The increasing altitude would have been imperceptible but for the cultivated greenery slowly making way for a more rugged and wild landscape. The temperature dropped, despite continuing blue skies and sunshine. Rivers through this wilderness crashed their way through rock-filled beds into frothing rapids. I had come here to experience untamed open spaces and had found them.
The road down from this beautiful spot was bound to be spectacular. I got an idea of just how spectacular when I pulled right over to let a camper van, creeping up the mountain, pass and saw the road ahead carved into the side of an almost vertical cliff.
The road switching back seemed almost directly below me. I gingerly wound my way down the mountainside, waterfalls soaking the road until the relative sanity of hairpins, switchbacks and the valley floor.
I’d just inadvertently ridden the Trollstigen, and I’d only found it because I took a right at a T-junction because it looked nicer – proof that the ‘follow your nose’ method of navigation is better than a satnav.
“Around Trondheim, the road came as a bit of a shock. Busy, multiple-lane modern roads like I had not seen since the UK motorways. Although that had only been a few days ago, it seemed like weeks.
The rural idyll of the south had become widescreen vistas of forested mountains and hills as far as I could see, a situation which only changed with a reduction in the height of the peaks as I crossed the border from Norway back into Sweden.

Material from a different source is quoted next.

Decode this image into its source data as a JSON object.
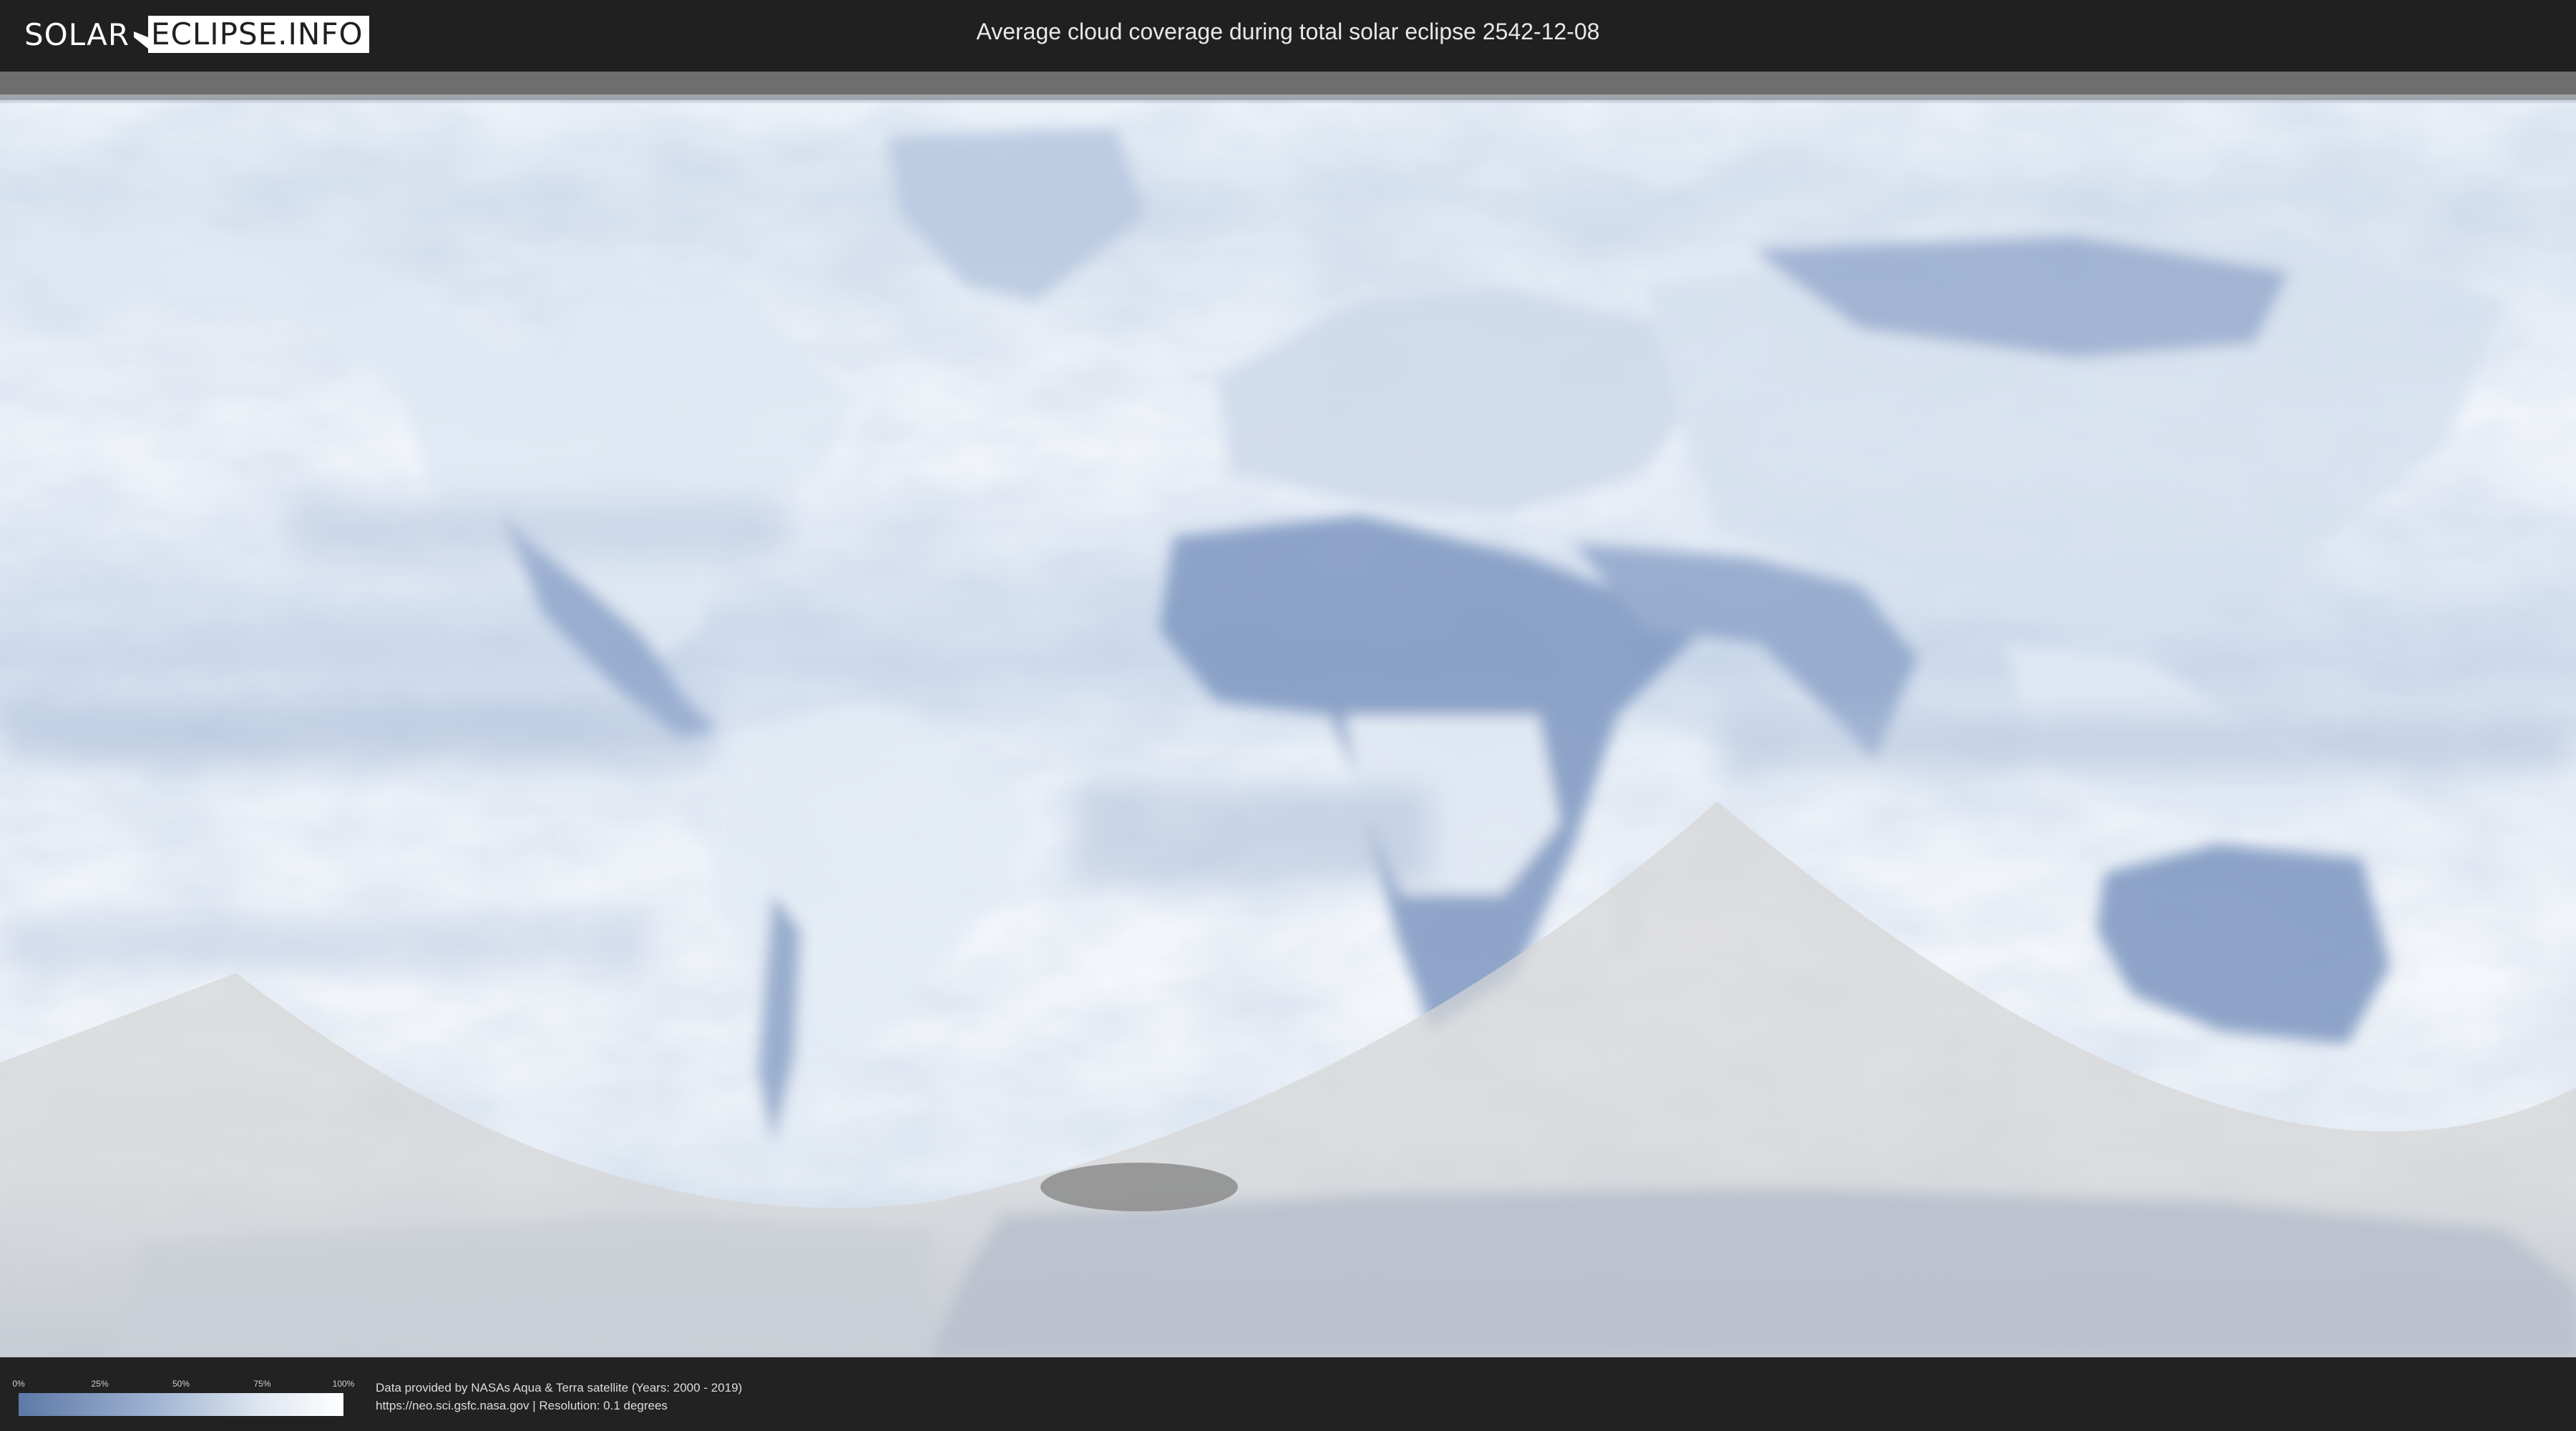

I was looking for wild camping spots, but was struggling until my Tiger XCx came to the rescue. I found a small disused gravel track and decided to explore. The Tiger ate it up for a kilometre until it became quiet and secluded. I couldn’t hear the road, nobody passed by and I settled in for a good night’s sleep after another long, but hugely satisfying day of riding.
The perfect circle

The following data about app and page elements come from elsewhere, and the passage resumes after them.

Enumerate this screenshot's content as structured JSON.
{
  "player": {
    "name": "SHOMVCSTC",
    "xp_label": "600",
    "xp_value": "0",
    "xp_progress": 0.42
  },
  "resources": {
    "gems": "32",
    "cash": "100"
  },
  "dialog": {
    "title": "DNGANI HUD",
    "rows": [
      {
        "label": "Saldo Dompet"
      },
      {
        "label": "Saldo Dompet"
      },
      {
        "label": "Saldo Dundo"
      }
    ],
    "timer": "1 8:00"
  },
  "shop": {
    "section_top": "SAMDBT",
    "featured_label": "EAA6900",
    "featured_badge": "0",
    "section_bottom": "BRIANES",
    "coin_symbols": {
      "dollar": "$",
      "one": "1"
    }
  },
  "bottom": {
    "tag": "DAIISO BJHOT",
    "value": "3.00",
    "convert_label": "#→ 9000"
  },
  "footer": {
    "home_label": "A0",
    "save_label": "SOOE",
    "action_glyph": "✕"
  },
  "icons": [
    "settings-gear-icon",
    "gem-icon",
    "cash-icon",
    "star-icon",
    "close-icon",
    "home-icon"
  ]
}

To the tip of Sweden, land of the midnight sun, and another thing off my checklist as I crossed the Arctic Circle. It was something I had to do and possibly something mainland Europeans take far more for granted than people from the UK and States.
After there it was back down through the middle of Finland, a country whose north is flat, vast and uninhabited and full of reindeer. The first time I saw one it blew my mind, but then as the traffic increased, their numbers dwindled.
Finland doesn’t have the same geological wonder of Sweden and Norway, but Helsinki is lovely. The one thing you do notice is that as the traffic increases, people become less friendly. It’s as if northern Scandinavia is how the world should be.
As a rule of thumb although obviously you can’t generalise, the further north I found myself the more welcoming people were. I guess that’s because the locals are delighted that you’re there truly experiencing their homeland in the truest way possible… on a motorcycle.
I’d planned to visit Russia but unfortunately it wasn’t an option as I could not get a visa sorted out, though I’m still not entirely sure why. Even the person I met at the Russian visa office thought it didn’t make much sense.
It seems that for various reasons I didn’t fit neatly into either the tourist or transit visa categories. If I decide to go to Russia in the future I’ll use a third party visa company to handle it even though it’s more expensive.
So now I have got a bit more time in the former Baltic states of Estonia, Latvia, Lithuania before heading home through, Poland, Germany, Holland, Belgium and France. They were beautiful but a lot faster and busier in terms of traffic, almost as if I was returning back to a slightly more cynical world.
There were memorable moments – like trying to find my way through Latvia’s capital Riga – but it will always be the Scandinavia leg of the trip that takes my breath away.
I was there for just two weeks but I have memories that will stay with me for a lifetime.